Being totally used to working from home and having flexibility isn’t the new normal – we’ve moved to a world (albeit temporarily) where it’s being enforced, so the freedom to choose a day here or there is already eroded – even your habit of working from the local café may be eroded. Our ability to physically socialise, exercise and go about our usual routine has now been thrown out the window. We have to quickly establish a new state of normal and it won’t be easy.
But the biggest challenges will be for leaders.
The reality for all of us is words determine how the brain interprets the world – and then we apportion our emotions to those words. For example, we’re currently in self-isolation and the words we can attribute are things like: enforced separation, physical confinement, withdrawal, quarantine, loss, social distance, etc. In the reality of cognitive behaviour, words shape your emotions and then shape your behaviour, so leadership has to seem certain, connected, hopeful and understanding. It’s time to lead in a crisis.
The truth is, some of us are great process leaders and some of us are fantastic ‘business as usual’ leaders, but we aren’t all natural-born crisis leaders. Crisis leadership takes a whole different set of skills to manage a remote workforce and an uncertain workforce, so who you are and how you lead will need to fundamentally shift.
At senior levels of leadership, a recent survey (prior to COVID-19) undertaken by ELEVEN, a leadership course based on behaviour change, noted more than 82% of C-suite leaders felt lonely in their positions and the decisions they had to make. The cause of these feelings was a mix of trust, privilege, command and control, isolation of position, competency, and a need for dominance or imposter syndrome (i.e. waiting to be discovered as potentially incompetent). Now add to that an added complexity which is very real today, leadership isolation.
It’s important now more than ever leaders are prepared to show uncertainty and vulnerability because it will only improve their credibility. People are longing for that positive message, but we’ll not believe the positive messages if the leader isn’t transparent about the negative parts as well. People want a leader to project compassion and an understanding of how the situation is for those concerned, and to project the hope together we can manage the crisis, even though we don’t know everything about the present situation.
Crisis leaders leading in isolation can experience the following adverse effects:
- Our behaviour can appear inconsistent
- Our decisions become inconsistent
- We start to feel alone
- Detached feelings from all people (family, friends and employees)
- Can affect the memory
For some, crisis leadership needs to be learned rather than pushed aside like an unwanted agenda item within the climate of today.
Political scientist at Leiden University in the Netherlands, Arjen Boin, has studied the most successful and unsuccessful responses during previous emergencies.
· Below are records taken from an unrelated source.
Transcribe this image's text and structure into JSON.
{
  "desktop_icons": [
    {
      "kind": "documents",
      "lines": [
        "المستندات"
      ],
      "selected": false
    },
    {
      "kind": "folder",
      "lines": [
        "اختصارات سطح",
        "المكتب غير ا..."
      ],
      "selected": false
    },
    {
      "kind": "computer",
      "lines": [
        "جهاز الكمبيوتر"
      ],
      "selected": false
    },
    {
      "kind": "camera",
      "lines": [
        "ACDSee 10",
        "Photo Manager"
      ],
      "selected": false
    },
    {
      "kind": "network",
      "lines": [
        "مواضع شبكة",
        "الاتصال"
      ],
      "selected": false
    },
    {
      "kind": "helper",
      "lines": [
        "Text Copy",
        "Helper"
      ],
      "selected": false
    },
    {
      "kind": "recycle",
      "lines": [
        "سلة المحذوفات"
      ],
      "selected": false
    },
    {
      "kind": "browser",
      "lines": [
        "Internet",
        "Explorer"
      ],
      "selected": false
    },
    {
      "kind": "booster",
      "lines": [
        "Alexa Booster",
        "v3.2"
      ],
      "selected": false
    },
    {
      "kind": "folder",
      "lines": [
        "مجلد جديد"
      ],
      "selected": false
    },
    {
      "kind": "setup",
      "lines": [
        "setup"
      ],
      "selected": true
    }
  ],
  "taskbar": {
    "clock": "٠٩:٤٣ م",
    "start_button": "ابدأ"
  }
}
In his research into crises like the 9/11 attacks on the U.S. and Hurricane Katrina, Boin has identified many of the steps necessary for an effective leadership response:
- Leaders should, for instance, offer a rapid recognition of the danger by acknowledging how the world looks and the fear it invokes, and do what you can collectively to make sense of the situation as frequently as twice per day. When physicians working the front line were able to express their fears and emotions, they recorded a 63% decrease in their anxiety just by creating a space to express it. Remember, your words will attach emotions to them and ‘letting those words go’ is just as powerful.
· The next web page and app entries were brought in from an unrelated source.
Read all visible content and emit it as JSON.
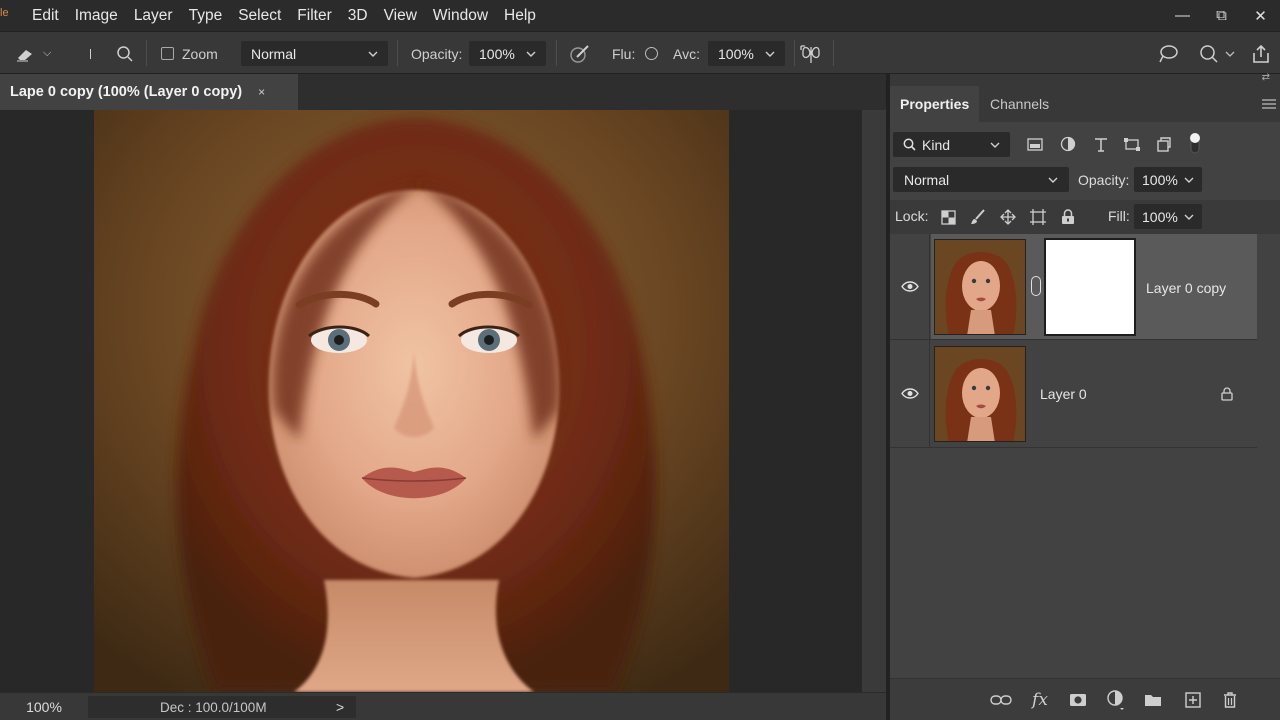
{
  "menubar": {
    "items": [
      "Edit",
      "Image",
      "Layer",
      "Type",
      "Select",
      "Filter",
      "3D",
      "View",
      "Window",
      "Help"
    ],
    "logo_text": "le"
  },
  "window_controls": {
    "minimize": "—",
    "restore": "⧉",
    "close": "✕"
  },
  "optionsbar": {
    "zoom_label": "Zoom",
    "blend_mode": "Normal",
    "opacity_label": "Opacity:",
    "opacity_value": "100%",
    "flow_label": "Flu:",
    "avc_label": "Avc:",
    "avc_value": "100%"
  },
  "document": {
    "tab_title": "Lape 0 copy (100% (Layer 0 copy)",
    "close_glyph": "×"
  },
  "statusbar": {
    "zoom": "100%",
    "doc_info": "Dec : 100.0/100M",
    "arrow": ">"
  },
  "panel": {
    "tabs": [
      "Properties",
      "Channels"
    ],
    "filter_kind": "Kind",
    "blend_mode": "Normal",
    "opacity_label": "Opacity:",
    "opacity_value": "100%",
    "lock_label": "Lock:",
    "fill_label": "Fill:",
    "fill_value": "100%",
    "layers": [
      {
        "name": "Layer 0 copy",
        "selected": true,
        "has_mask": true,
        "locked": false
      },
      {
        "name": "Layer 0",
        "selected": false,
        "has_mask": false,
        "locked": true
      }
    ]
  },
  "colors": {
    "background_dark": "#282828",
    "panel": "#424242",
    "selected_layer": "#5a5a5a",
    "hair": "#8a3a1a",
    "skin": "#e2a788"
  }
}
- There is also the tendency to sugar-coat the situation. Although it’s commonly believed the public will panic in times of emergency, there’s little empirical evidence to back this up (not even a rush for toilet paper falls within this category). For this reason, leaders should be open about the evolving nature of the problem, avoiding a paternalistic sense of children that need to be shielded from bad news. Instead treat your teams as adults who are going to make a long-term effort. You want to be honest with your teams and be real about the uncertainty that exists.
- In the heat of the moment, many leaders still don’t appreciate just how important the messaging can be during times of crisis, particularly regarding consistency and openness. I think leaders sometimes underestimate the effect of their own words, especially the (effects of) things they don’t say as well as the things they do say. Say it all. Your leadership will be defined by what you do say, not what you hold back.
- Appeal to collective values and a collective history, emphasising the organisation at large rather than individual self-interest. For example, New York Mayor Rudy Giuliani’s handling of the 9/11 attacks is a prime example of excellent crisis management in the past. Giuliani appealed to New Yorkers’ collective pride, for example, by repeatedly asking them to set an example for the rest of the U.S. The result of his memorable and continued efforts to acknowledge their grief and raise morale were met with widespread approval that continued long after the event. Start with their grief and then appeal to the organisation’s history, the brand, the pride you all feel, the values, and the fact you can handle a crisis – you’ve been training for it for years. Empower them – they’ve got this … and we know it’s scary, but there’s no better team!
In the climate we find ourselves in and the uncertain future we face, the shape of leadership is fundamentally different. ELEVEN can help you navigate the reality of your environment and ensure you’re ready to respond empathetically, unemotionally and appropriately.
People want a leader to project compassion and an understanding of how the situation is for those concerned, and to project the hope together we can manage the crisis, even though we don’t know everything about the present situation.